A survivorship care plan can be used to help you:
Move your routine healthcare back to your main healthcare providers (like your primary care provider, dentist, gynecologist, or nurse practitioner) so you can get physicals, screenings, vaccines, and other preventive care
Make sure that you follow-up with your healthcare providers as needed
Make sure you are treated for physical and emotional side effects that are common after cancer care
Know what to do to watch for a second cancer (a second new cancer) or recurring cancer (cancer that comes back after treatment)
Make healthy life choices so you can handle or even prevent future health problems
Reduce your risk of needing emergency care or a hospital stay
Find support after cancer care
Do I need a survivorship care plan?
Survivorship care plans are not required. But they can be very helpful as people adjust to life after cancer treatment. The plan can help you collect all the details about your cancer and the treatments you had. You can then refer to it, when needed. It's helpful for your loved ones, too.
It’s a record you can share with other healthcare providers who take care of you. It can help you know what to do to stay healthy after treatment. And it can tell you how to watch for future problems. It can also give you information to help handle things like emotional, legal, and financial issues.
What’s in a survivorship care plan?
A survivorship care plan has a lot of details in it. It’s a record of your cancer care. It's also a map to help you in the weeks, months, and years ahead. The plan should list the kinds of care you need after treatment. It should also include who will be giving that care and how these providers can work together to help you. Here are some of the things the plan covers:
Facts about your cancer, such as the type, the date it was found, and its stage, grade, and tumor markers
Key diagnostic tests that were done and their results
All types of treatment you had with the dates and places of treatment
Types of medicine used and the doses
Side effects, reactions, or complications you had with each treatment
Details about any clinical trials you were part of
Other care you had, such as seeing a nutritionist, physical therapist, or counselor
Genetic testing done and the results, as well as whether you or family members may have genetic risk factors for cancer
Information on your family's medical history
Contact information for all your cancer care providers and their specialties
A list of the medicines you're taking, including vitamins, herbs, and supplements, along with the doses, frequency, and purpose for taking each one
Your allergies and sensitivities
It will also outline the things you need to know moving forward, such as:
Long-term and late treatment effects you have or may have later, such as heart or lung problems or fertility issues
Tips on dealing with any lasting side effects, like fatigue, chemo brain, or problems during sex
Any ongoing treatment you need, such as long-term medicines (their names, doses, and purpose)
Referrals to and coordination with any specialists you'll need to see, such as cardiologists (for heart-related problems) or endocrinologists (for hormone-related problems like diabetes, thyroid disorders, or infertility), and how often you should see them
Your risk for recurring cancer or a second cancer, the symptoms you should watch for, and a schedule for screening tests
Any follow-up visits and tests you need and when to have them
List of symptoms or problems you need to report to your healthcare providers and how to reach them
Referral for counseling, support groups, and other types of emotional help
Contact details for all your follow-up healthcare providers
It may give tips to help you be healthy, such as:
Eating a healthy diet
Getting to or staying at a healthy weight
Not using any form of tobacco or making a plan to quit
Not drinking alcohol, or limiting use
It may also help you with:
Talking with your healthcare team
Ask your healthcare providers if they can put together a survivorship care plan for you.
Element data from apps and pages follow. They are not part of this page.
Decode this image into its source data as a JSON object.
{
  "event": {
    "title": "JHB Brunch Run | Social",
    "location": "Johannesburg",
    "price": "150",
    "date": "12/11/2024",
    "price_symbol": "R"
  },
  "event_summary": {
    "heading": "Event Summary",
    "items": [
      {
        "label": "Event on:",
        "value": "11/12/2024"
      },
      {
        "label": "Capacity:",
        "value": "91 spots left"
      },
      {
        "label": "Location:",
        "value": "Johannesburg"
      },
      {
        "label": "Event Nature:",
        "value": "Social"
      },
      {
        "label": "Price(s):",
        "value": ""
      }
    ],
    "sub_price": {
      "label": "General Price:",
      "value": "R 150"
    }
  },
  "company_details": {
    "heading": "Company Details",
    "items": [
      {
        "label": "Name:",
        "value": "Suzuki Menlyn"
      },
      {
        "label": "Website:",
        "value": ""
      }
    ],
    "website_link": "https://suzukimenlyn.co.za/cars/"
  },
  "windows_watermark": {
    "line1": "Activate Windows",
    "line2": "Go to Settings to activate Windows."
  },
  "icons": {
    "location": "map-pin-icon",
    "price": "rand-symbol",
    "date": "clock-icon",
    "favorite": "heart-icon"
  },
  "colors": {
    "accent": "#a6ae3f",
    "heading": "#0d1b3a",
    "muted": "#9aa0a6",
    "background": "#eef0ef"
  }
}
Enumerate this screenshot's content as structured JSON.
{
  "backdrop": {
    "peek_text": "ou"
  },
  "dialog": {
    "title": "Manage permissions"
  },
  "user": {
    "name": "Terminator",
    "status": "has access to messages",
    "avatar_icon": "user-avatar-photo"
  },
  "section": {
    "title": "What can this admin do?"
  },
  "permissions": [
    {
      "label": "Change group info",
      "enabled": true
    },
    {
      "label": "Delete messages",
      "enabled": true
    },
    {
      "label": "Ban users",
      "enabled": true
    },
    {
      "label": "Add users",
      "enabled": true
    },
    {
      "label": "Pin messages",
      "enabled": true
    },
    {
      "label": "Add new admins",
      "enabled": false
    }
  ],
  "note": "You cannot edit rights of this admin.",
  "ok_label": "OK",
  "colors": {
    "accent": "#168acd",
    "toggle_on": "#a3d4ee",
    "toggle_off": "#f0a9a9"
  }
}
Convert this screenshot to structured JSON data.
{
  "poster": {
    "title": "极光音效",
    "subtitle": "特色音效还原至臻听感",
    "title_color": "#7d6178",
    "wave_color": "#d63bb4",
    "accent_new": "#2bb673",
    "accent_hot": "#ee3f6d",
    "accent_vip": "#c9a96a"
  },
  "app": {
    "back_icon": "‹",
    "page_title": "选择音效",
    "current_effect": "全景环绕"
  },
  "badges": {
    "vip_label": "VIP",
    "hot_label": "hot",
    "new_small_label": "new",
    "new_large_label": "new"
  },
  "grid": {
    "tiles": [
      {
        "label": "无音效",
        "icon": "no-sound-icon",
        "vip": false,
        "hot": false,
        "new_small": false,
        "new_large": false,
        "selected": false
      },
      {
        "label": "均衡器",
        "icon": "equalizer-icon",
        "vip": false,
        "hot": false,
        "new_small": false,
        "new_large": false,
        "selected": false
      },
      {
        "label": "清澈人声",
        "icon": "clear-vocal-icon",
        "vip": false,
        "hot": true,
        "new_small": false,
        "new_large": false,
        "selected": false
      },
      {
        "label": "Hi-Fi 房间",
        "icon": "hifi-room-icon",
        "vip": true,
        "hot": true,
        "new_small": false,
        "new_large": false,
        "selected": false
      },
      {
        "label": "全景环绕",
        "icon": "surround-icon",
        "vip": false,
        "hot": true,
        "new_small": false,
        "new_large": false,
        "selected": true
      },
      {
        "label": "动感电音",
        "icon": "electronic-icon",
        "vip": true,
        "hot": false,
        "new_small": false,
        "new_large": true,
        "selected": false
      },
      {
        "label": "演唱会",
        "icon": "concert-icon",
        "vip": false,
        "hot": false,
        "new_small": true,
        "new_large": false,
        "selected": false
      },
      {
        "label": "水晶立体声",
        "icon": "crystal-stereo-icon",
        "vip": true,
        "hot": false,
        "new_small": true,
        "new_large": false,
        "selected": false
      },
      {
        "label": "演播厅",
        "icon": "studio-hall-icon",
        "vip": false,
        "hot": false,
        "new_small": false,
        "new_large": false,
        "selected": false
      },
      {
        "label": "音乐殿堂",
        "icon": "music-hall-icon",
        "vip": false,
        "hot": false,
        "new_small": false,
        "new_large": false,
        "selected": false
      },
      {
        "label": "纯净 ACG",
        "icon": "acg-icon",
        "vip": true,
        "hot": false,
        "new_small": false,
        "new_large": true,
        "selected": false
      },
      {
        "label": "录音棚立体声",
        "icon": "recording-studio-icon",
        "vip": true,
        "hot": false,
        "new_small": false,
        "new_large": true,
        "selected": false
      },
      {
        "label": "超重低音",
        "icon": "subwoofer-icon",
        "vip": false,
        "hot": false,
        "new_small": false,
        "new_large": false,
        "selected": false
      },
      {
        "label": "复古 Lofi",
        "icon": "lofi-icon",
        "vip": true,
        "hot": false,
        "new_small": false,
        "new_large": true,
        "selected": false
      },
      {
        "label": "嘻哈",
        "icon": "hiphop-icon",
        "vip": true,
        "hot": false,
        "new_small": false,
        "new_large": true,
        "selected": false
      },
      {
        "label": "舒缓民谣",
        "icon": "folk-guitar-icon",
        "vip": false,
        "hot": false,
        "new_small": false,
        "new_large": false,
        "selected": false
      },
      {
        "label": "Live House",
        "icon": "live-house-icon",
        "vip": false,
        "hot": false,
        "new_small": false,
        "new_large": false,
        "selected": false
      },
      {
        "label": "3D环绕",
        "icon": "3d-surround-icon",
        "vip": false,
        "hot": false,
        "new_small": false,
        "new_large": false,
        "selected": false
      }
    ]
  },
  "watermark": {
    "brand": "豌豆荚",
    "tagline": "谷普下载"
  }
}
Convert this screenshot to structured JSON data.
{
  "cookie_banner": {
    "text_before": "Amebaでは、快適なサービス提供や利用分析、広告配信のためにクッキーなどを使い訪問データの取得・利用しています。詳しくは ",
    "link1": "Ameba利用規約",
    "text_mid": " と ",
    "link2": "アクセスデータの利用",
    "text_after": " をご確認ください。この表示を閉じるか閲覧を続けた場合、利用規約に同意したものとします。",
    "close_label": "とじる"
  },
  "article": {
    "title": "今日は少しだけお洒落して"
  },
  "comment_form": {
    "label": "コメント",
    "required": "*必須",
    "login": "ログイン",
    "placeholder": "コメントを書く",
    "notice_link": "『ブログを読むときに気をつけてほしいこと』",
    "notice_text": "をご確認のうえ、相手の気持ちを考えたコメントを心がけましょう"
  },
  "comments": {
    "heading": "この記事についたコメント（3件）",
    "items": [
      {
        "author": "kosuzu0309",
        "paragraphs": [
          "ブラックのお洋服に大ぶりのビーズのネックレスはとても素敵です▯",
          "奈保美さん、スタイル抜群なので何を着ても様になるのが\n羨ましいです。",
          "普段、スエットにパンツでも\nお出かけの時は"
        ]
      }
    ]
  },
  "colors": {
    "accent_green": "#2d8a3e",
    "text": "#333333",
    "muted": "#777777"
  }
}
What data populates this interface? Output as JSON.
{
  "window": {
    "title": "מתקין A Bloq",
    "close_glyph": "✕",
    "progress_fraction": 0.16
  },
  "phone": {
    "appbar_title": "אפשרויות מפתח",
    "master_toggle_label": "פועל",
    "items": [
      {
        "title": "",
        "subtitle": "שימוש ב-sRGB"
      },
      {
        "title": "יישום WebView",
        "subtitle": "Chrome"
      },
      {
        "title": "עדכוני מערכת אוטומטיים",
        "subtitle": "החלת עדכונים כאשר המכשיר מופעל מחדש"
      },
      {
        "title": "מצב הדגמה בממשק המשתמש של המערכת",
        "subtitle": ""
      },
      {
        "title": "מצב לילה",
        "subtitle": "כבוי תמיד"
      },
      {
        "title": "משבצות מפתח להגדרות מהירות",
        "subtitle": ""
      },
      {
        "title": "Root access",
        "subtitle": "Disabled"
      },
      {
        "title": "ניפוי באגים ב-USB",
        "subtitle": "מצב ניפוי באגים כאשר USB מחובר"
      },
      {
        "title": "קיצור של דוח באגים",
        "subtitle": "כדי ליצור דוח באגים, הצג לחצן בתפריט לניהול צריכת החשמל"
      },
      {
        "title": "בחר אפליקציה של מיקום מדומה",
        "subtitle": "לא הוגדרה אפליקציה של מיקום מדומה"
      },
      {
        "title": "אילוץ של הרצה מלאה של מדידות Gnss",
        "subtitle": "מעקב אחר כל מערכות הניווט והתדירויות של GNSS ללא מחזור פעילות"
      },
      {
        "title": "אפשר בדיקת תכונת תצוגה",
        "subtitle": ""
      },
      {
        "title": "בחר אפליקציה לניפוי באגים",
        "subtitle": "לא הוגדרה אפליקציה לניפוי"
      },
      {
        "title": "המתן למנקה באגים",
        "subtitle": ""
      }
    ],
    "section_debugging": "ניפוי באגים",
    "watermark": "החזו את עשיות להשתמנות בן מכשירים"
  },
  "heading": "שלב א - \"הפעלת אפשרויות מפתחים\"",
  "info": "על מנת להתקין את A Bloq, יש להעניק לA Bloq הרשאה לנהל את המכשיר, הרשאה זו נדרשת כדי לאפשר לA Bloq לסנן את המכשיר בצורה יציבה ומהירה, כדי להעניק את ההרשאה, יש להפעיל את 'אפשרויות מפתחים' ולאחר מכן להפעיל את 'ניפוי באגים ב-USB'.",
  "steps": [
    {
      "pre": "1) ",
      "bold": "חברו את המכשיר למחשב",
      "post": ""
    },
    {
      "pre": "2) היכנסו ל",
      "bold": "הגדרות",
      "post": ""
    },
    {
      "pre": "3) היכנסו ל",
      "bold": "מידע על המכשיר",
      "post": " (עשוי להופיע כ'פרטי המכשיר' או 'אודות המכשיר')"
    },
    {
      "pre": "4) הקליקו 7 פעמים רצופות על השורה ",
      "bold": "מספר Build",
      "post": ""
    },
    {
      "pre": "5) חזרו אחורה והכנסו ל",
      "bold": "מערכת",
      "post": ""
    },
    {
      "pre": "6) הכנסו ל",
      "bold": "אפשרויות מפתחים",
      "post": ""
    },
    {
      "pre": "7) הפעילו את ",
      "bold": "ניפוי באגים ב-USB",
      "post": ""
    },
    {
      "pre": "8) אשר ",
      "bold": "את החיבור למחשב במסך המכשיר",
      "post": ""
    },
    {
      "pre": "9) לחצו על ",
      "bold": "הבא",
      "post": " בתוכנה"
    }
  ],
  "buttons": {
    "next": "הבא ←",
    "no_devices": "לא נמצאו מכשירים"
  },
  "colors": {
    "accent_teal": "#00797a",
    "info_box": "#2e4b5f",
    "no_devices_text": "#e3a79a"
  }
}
Not all cancer care teams do this. But you can also make your own. Some good resources are:
Talk with your healthcare team and ask for help with the details.